**Activity:** Among the lines below, count those with "sparkline". Give only the number.

::::::::::

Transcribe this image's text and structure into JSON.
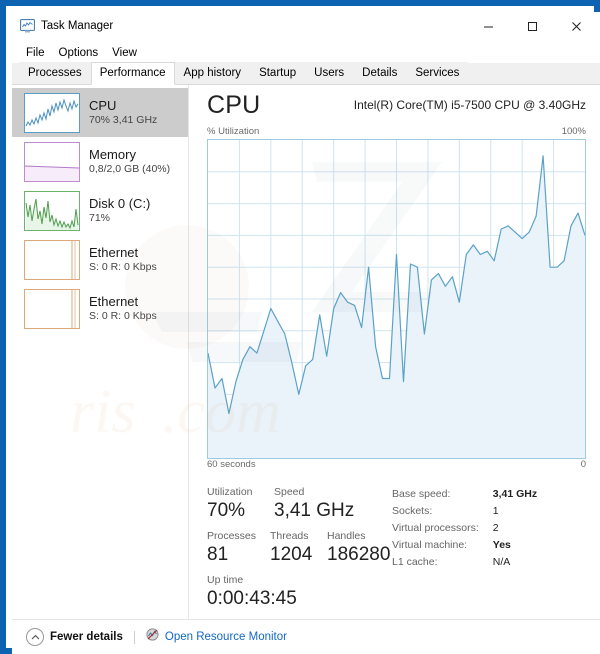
{
  "window": {
    "title": "Task Manager",
    "icon": "task-manager-icon",
    "accent_color": "#0b63b2",
    "controls": {
      "minimize": "–",
      "maximize": "□",
      "close": "✕"
    }
  },
  "menu": {
    "items": [
      {
        "label": "File"
      },
      {
        "label": "Options"
      },
      {
        "label": "View"
      }
    ]
  },
  "tabs": {
    "active": "Performance",
    "items": [
      {
        "label": "Processes",
        "active": false
      },
      {
        "label": "Performance",
        "active": true
      },
      {
        "label": "App history",
        "active": false
      },
      {
        "label": "Startup",
        "active": false
      },
      {
        "label": "Users",
        "active": false
      },
      {
        "label": "Details",
        "active": false
      },
      {
        "label": "Services",
        "active": false
      }
    ]
  },
  "sidebar": {
    "items": [
      {
        "name": "CPU",
        "title": "CPU",
        "subtitle": "70%  3,41 GHz",
        "selected": true,
        "color": "#5a9ec7",
        "thumb": "cpu-sparkline"
      },
      {
        "name": "Memory",
        "title": "Memory",
        "subtitle": "0,8/2,0 GB (40%)",
        "selected": false,
        "color": "#c18bd0",
        "thumb": "memory-sparkline"
      },
      {
        "name": "Disk",
        "title": "Disk 0 (C:)",
        "subtitle": "71%",
        "selected": false,
        "color": "#6cb36c",
        "thumb": "disk-sparkline"
      },
      {
        "name": "Ethernet-1",
        "title": "Ethernet",
        "subtitle_prefix": "S: ",
        "subtitle_send": "0",
        "subtitle_mid": " R: ",
        "subtitle_recv": "0 Kbps",
        "subtitle": "S: 0 R: 0 Kbps",
        "selected": false,
        "color": "#dda87a",
        "thumb": "ethernet-sparkline"
      },
      {
        "name": "Ethernet-2",
        "title": "Ethernet",
        "subtitle": "S: 0 R: 0 Kbps",
        "selected": false,
        "color": "#dda87a",
        "thumb": "ethernet-sparkline"
      }
    ]
  },
  "main": {
    "heading": "CPU",
    "model": "Intel(R) Core(TM) i5-7500 CPU @ 3.40GHz",
    "graph_top_left_label": "% Utilization",
    "graph_top_right_label": "100%",
    "graph_bottom_left_label": "60 seconds",
    "graph_bottom_right_label": "0",
    "line_color": "#5aa2c8",
    "fill_color": "#eaf3fa",
    "grid_color": "#cfe4f0",
    "border_color": "#9fcbe0"
  },
  "stats": {
    "utilization_label": "Utilization",
    "utilization_value": "70%",
    "speed_label": "Speed",
    "speed_value": "3,41 GHz",
    "processes_label": "Processes",
    "processes_value": "81",
    "threads_label": "Threads",
    "threads_value": "1204",
    "handles_label": "Handles",
    "handles_value": "186280",
    "uptime_label": "Up time",
    "uptime_value": "0:00:43:45",
    "details": [
      {
        "label": "Base speed:",
        "value": "3,41 GHz",
        "bold": true
      },
      {
        "label": "Sockets:",
        "value": "1",
        "bold": false
      },
      {
        "label": "Virtual processors:",
        "value": "2",
        "bold": false
      },
      {
        "label": "Virtual machine:",
        "value": "Yes",
        "bold": true
      },
      {
        "label": "L1 cache:",
        "value": "N/A",
        "bold": false
      }
    ]
  },
  "statusbar": {
    "fewer_details_label": "Fewer details",
    "fewer_details_icon": "chevron-up-icon",
    "resource_monitor_label": "Open Resource Monitor",
    "resource_monitor_icon": "resource-monitor-icon",
    "link_color": "#1268c3"
  },
  "chart_data": {
    "type": "area",
    "title": "% Utilization",
    "xlabel": "60 seconds",
    "ylabel": "% Utilization",
    "xlim": [
      60,
      0
    ],
    "ylim": [
      0,
      100
    ],
    "yticks": [
      0,
      100
    ],
    "grid": true,
    "legend": false,
    "series": [
      {
        "name": "CPU Utilization",
        "color": "#5aa2c8",
        "values": [
          33,
          22,
          25,
          14,
          24,
          31,
          35,
          33,
          40,
          47,
          43,
          39,
          30,
          20,
          29,
          31,
          45,
          32,
          47,
          52,
          49,
          48,
          41,
          60,
          35,
          25,
          25,
          64,
          24,
          61,
          60,
          39,
          56,
          58,
          54,
          57,
          49,
          64,
          67,
          64,
          65,
          62,
          72,
          73,
          71,
          69,
          71,
          76,
          95,
          60,
          60,
          62,
          73,
          77,
          70
        ]
      }
    ]
  }
}
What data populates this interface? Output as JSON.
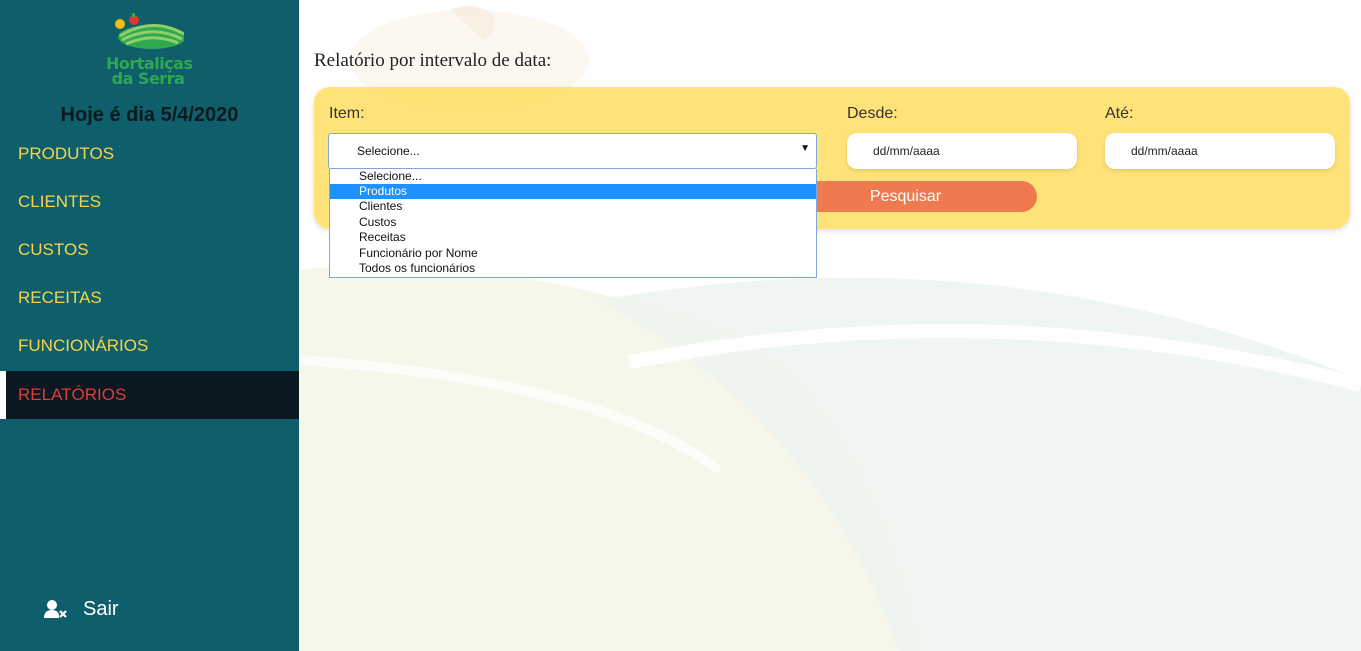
{
  "brand": {
    "line1": "Hortaliças",
    "line2": "da Serra"
  },
  "sidebar": {
    "date_text": "Hoje é dia 5/4/2020",
    "items": [
      {
        "label": "PRODUTOS"
      },
      {
        "label": "CLIENTES"
      },
      {
        "label": "CUSTOS"
      },
      {
        "label": "RECEITAS"
      },
      {
        "label": "FUNCIONÁRIOS"
      },
      {
        "label": "RELATÓRIOS",
        "active": true
      }
    ],
    "logout_label": "Sair",
    "logout_icon": "user-remove-icon"
  },
  "report": {
    "title": "Relatório por intervalo de data:",
    "item_label": "Item:",
    "item_value": "Selecione...",
    "from_label": "Desde:",
    "from_value": "dd/mm/aaaa",
    "to_label": "Até:",
    "to_value": "dd/mm/aaaa",
    "search_label": "Pesquisar",
    "search_visible_label": "squisar"
  },
  "dropdown": {
    "options": [
      "Selecione...",
      "Produtos",
      "Clientes",
      "Custos",
      "Receitas",
      "Funcionário por Nome",
      "Todos os funcionários"
    ],
    "highlighted": "Produtos"
  },
  "colors": {
    "sidebar_bg": "#0f5e6b",
    "nav_text": "#f6d54a",
    "active_bg": "#0a1822",
    "active_text": "#e03b3b",
    "panel_bg": "#ffe07a",
    "button_bg": "#f07a50",
    "highlight": "#1e90ff"
  }
}
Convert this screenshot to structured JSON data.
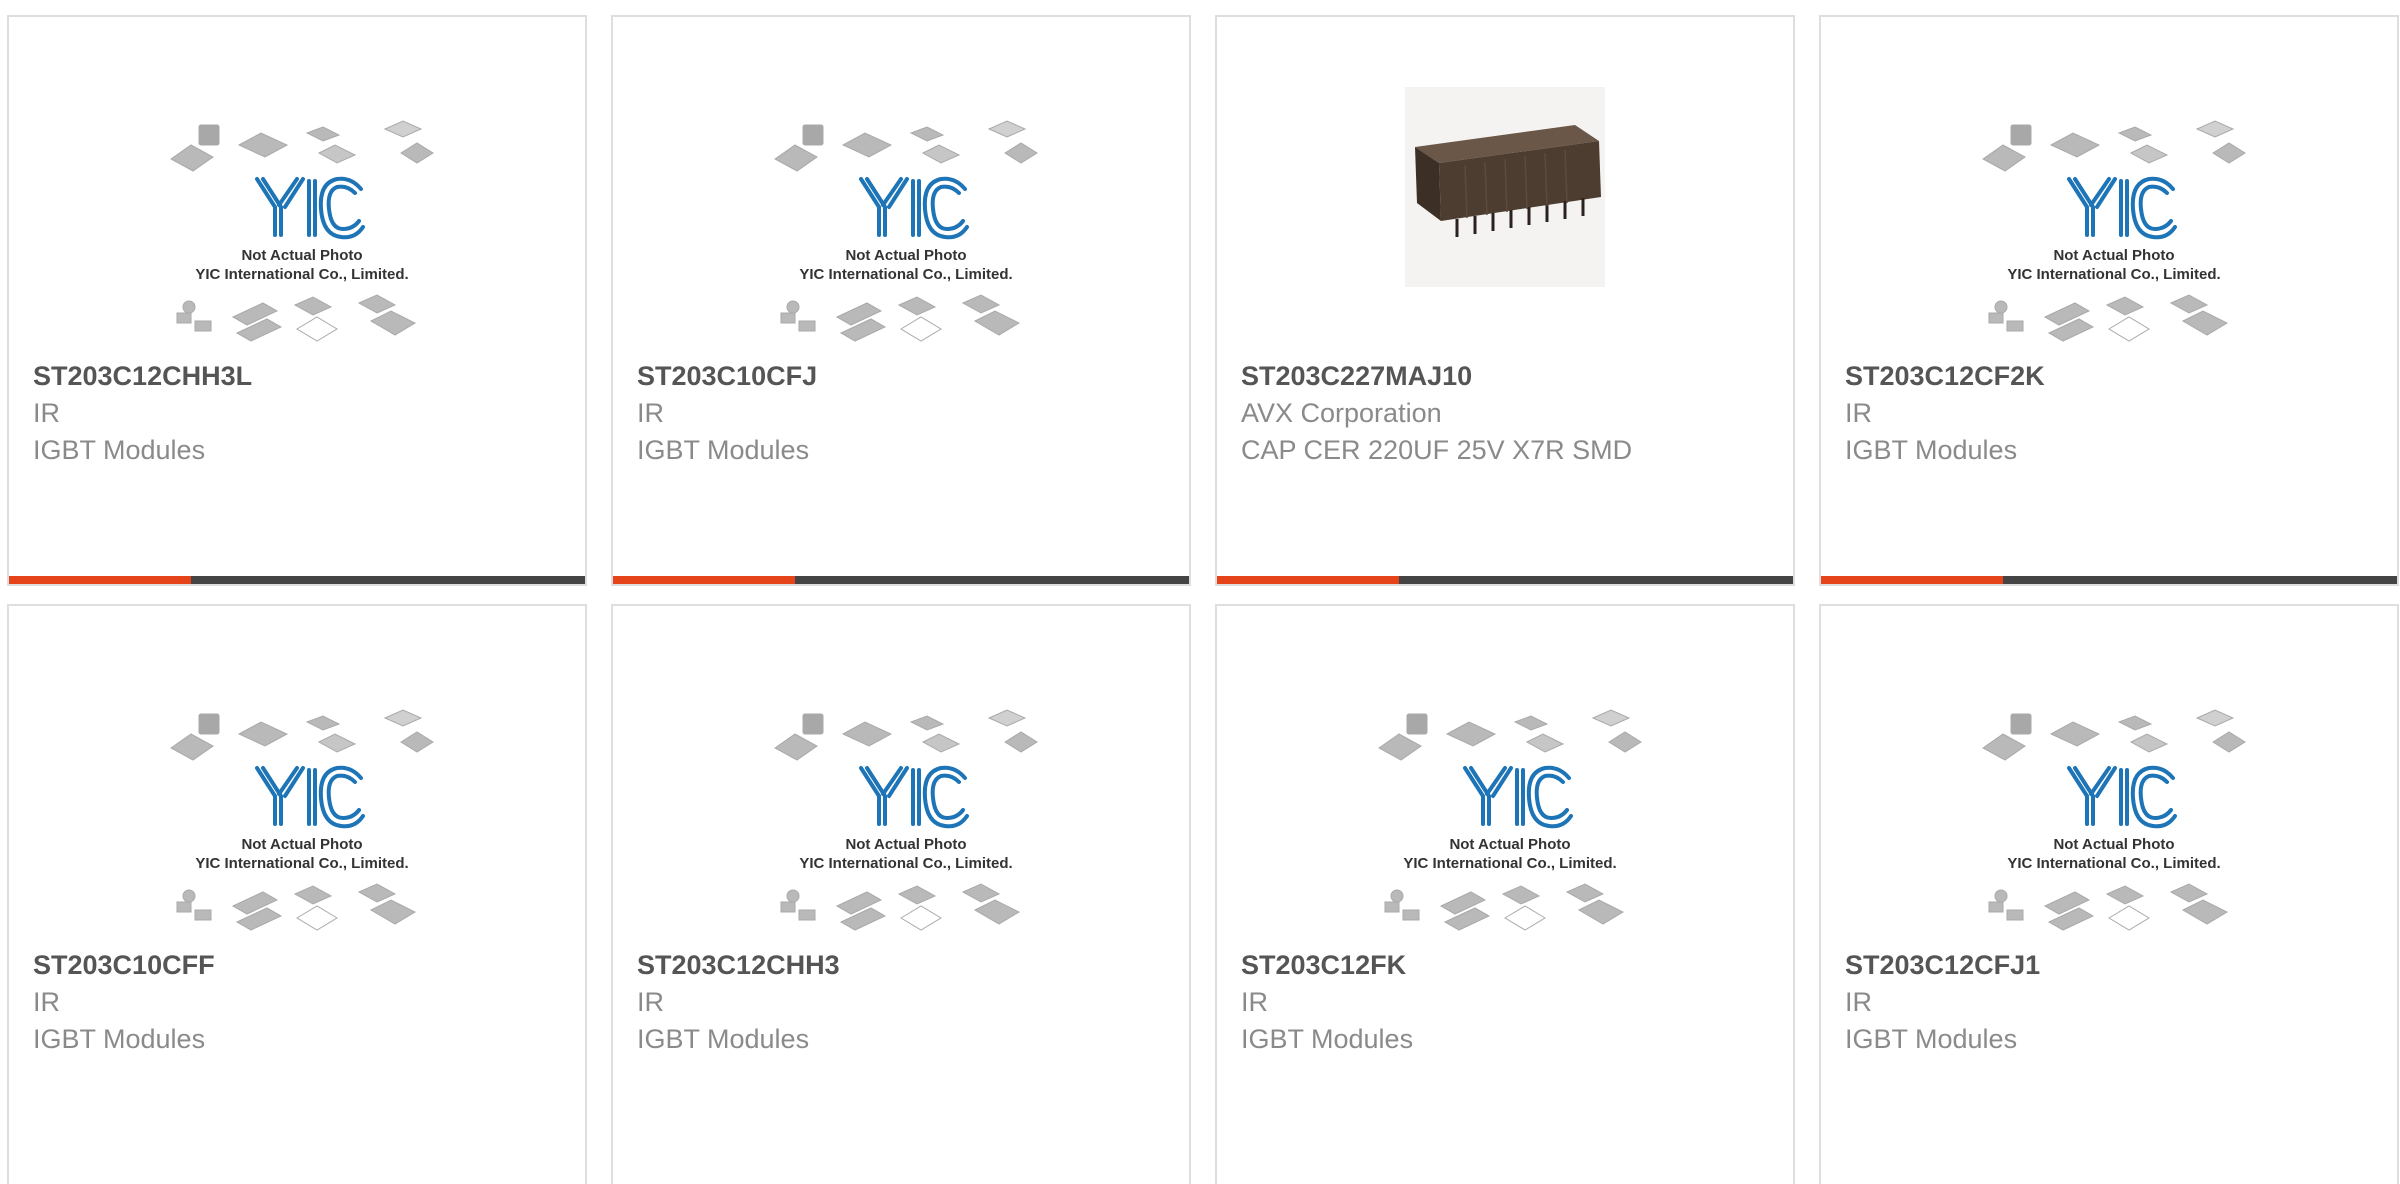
{
  "placeholder": {
    "line1": "Not Actual Photo",
    "line2": "YIC International Co., Limited.",
    "logo": "YIC"
  },
  "colors": {
    "accent": "#e5431a",
    "bar": "#444444",
    "logo": "#1d74b6",
    "title": "#555555",
    "subtitle": "#8a8a8a"
  },
  "products": [
    {
      "part": "ST203C12CHH3L",
      "manufacturer": "IR",
      "description": "IGBT Modules",
      "image": "placeholder"
    },
    {
      "part": "ST203C10CFJ",
      "manufacturer": "IR",
      "description": "IGBT Modules",
      "image": "placeholder"
    },
    {
      "part": "ST203C227MAJ10",
      "manufacturer": "AVX Corporation",
      "description": "CAP CER 220UF 25V X7R SMD",
      "image": "capacitor-photo"
    },
    {
      "part": "ST203C12CF2K",
      "manufacturer": "IR",
      "description": "IGBT Modules",
      "image": "placeholder"
    },
    {
      "part": "ST203C10CFF",
      "manufacturer": "IR",
      "description": "IGBT Modules",
      "image": "placeholder"
    },
    {
      "part": "ST203C12CHH3",
      "manufacturer": "IR",
      "description": "IGBT Modules",
      "image": "placeholder"
    },
    {
      "part": "ST203C12FK",
      "manufacturer": "IR",
      "description": "IGBT Modules",
      "image": "placeholder"
    },
    {
      "part": "ST203C12CFJ1",
      "manufacturer": "IR",
      "description": "IGBT Modules",
      "image": "placeholder"
    }
  ]
}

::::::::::

**Reply:** 5